Rochdale Corporation Tramways

Owner Rochdale Corporation
Opened 22nd May 1902 (electric)
Operator Rochdale Corporation
Took over 26th February 1904 (lines of the Bury, Rochdale and Oldham Tramways Co Ltd within the borough boundaries [steam])
Operator BR&OSTCo (pending conversion to electric traction)
Last BR&STCo service 12th October 1904 (probably)
Purchased 13th October 1904 (assets of the BR&OSTCo, allocated to Rochdale Corporation and Wardle Urban District Council)
Took over (operation) 13th October 1904 (Littleborough route formerly worked by the BR&OSTCo [steam])
Last steam service 11th May 1905
Took over (operation) 20th December 1905 - line from Heywood boundary (Heywood Cemetery) to Heywood Town Centre, owned by Heywood Corporation
Took over 16th June 1925 (lines of the former Middleton Electric Traction Company within Rochdale boundary) - initially worked as a joint committee consisting of the municipal authorities involved (Chadderton UDC [immediately sold to Oldham], Middleton and Rochdale Corporations)
Took over (operation) 9th August 1925 (Rochdale to Manchester via Middleton route, owned by Rochdale, Middleton and Manchester and worked jointly with Manchester Corporation Tramways)
Name changed November 1929 (to Rochdale Corporation Transport)
Closed 12th November 1932
Length 29.92 miles (18.44 miles owned by Rochdale Corporation, 1.78 miles by Milnrow UDC, 2.84 miles by Littleborough UDC, 3.93 miles by Whitworth UDC, 1.58 miles by Bacup Corporation and 1.35 miles by Heywood Corporation).
Gauge 4ft 8½ins

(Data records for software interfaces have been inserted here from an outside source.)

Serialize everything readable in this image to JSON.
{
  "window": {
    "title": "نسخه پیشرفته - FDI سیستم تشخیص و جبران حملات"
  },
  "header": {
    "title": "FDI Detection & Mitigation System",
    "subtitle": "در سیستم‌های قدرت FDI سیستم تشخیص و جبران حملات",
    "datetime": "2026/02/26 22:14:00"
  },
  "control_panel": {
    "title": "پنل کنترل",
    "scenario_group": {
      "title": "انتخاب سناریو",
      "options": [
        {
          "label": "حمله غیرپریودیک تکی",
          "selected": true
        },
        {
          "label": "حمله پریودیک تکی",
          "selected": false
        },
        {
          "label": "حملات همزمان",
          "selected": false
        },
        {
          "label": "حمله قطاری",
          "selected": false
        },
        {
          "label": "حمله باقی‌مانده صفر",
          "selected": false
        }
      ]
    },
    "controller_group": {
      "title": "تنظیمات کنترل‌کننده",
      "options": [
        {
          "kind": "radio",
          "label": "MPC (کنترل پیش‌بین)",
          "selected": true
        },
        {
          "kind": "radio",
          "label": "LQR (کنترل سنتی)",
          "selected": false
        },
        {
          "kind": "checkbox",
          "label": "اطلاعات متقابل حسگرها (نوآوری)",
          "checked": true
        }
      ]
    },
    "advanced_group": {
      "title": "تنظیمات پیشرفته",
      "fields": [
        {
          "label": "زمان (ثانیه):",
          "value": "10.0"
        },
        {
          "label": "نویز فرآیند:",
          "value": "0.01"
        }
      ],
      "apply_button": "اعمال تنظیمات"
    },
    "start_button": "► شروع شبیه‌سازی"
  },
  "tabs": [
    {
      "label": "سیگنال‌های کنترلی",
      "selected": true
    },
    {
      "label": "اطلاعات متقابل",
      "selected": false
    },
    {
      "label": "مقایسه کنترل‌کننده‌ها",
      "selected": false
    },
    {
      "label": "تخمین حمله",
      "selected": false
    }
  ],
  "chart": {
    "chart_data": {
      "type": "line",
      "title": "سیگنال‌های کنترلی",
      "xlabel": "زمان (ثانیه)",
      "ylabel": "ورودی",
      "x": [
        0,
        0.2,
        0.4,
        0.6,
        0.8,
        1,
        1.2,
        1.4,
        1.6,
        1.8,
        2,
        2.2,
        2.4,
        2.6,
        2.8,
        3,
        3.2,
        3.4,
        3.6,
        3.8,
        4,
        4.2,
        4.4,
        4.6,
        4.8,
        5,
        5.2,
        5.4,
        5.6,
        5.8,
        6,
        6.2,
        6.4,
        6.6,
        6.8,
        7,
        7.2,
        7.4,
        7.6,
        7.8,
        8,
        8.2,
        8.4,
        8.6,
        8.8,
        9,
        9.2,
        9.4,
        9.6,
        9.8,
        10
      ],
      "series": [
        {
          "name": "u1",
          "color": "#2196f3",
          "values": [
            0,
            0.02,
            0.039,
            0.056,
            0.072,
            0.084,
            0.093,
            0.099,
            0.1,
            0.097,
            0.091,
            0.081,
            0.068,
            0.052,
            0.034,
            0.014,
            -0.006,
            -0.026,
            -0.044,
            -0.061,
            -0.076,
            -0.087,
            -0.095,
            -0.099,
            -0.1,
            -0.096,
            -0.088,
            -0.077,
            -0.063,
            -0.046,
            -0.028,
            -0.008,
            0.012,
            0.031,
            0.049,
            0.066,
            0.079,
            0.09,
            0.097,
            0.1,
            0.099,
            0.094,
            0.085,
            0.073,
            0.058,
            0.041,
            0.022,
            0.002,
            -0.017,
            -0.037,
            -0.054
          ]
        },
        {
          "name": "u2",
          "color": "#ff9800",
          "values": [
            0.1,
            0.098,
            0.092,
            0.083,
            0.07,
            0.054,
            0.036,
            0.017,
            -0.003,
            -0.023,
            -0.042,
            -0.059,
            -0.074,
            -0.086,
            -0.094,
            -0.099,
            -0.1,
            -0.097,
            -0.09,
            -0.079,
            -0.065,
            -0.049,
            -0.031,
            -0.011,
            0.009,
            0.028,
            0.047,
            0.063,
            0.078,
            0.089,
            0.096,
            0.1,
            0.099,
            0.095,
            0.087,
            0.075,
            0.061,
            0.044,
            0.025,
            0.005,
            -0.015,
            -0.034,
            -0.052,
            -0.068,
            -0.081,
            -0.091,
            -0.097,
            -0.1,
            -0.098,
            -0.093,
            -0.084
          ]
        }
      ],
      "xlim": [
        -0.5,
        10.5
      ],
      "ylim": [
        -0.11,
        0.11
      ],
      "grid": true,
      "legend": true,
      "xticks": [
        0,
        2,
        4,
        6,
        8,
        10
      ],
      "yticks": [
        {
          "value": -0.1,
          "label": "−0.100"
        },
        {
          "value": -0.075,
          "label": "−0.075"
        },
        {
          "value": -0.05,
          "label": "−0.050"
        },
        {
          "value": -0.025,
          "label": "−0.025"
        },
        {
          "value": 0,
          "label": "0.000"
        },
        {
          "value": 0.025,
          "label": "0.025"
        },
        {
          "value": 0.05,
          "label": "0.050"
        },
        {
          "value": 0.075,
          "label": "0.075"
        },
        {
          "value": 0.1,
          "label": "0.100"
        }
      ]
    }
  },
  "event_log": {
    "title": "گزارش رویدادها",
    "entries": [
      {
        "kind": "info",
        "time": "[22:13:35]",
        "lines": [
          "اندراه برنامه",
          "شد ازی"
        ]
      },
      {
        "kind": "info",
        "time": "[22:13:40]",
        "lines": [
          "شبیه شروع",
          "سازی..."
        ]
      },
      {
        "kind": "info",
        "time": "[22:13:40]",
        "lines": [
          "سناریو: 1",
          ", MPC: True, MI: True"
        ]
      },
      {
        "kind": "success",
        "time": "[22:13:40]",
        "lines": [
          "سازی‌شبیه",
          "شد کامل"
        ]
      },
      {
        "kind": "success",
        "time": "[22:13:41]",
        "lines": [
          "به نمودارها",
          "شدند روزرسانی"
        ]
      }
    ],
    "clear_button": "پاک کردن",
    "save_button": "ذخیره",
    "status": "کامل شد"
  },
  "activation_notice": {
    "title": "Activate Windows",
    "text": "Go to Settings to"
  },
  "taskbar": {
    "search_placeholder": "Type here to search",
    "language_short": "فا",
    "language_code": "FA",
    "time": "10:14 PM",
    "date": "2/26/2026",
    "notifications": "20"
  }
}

Button description Title (‘ROCHDALE CORPORATION TRAMWAYS’) surrounding the municipal arms (a shield bearing a woolpack, cotton tree branches and five martlets) with a fleece crest, all above the motto: ‘CREDE SIGNO’
Materials known Brass
Button Line reference [114/58]

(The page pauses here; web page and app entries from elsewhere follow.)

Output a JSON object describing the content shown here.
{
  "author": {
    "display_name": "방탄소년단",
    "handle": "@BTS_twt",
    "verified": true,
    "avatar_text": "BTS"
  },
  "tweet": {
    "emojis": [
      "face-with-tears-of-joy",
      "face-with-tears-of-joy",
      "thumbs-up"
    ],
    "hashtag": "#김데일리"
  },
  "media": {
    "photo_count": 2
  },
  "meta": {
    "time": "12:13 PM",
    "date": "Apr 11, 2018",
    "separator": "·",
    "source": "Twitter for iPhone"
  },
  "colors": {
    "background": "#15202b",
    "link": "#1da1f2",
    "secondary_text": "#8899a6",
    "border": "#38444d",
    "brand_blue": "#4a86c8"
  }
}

For those who have never heard of a 'martlet' - ornithologists included - the only place you'll ever see one is on a coat of arms. It's actually an heraldic bird that is always shown without any feet, due to its supposed derivation from the swift, which in earlier times was believed to have no feet (always flying)! A 'millrind' is the iron centre of a mill stone.

As the name of the 'Tramways Committee' was changed to the 'Transport Committee' in November 1929, there is a possibility that tramcar crews may have been issued with uniforms bearing 'Rochdale Corporation Transport' buttons. However, given that no photos have survived which show tramwaymen wearing the new and prominent 'Rochdale Corporation Transport' cap badge, it seems likely that conductors and motormen continued to wear the old style of uniform until they were transferred over to work on the buses.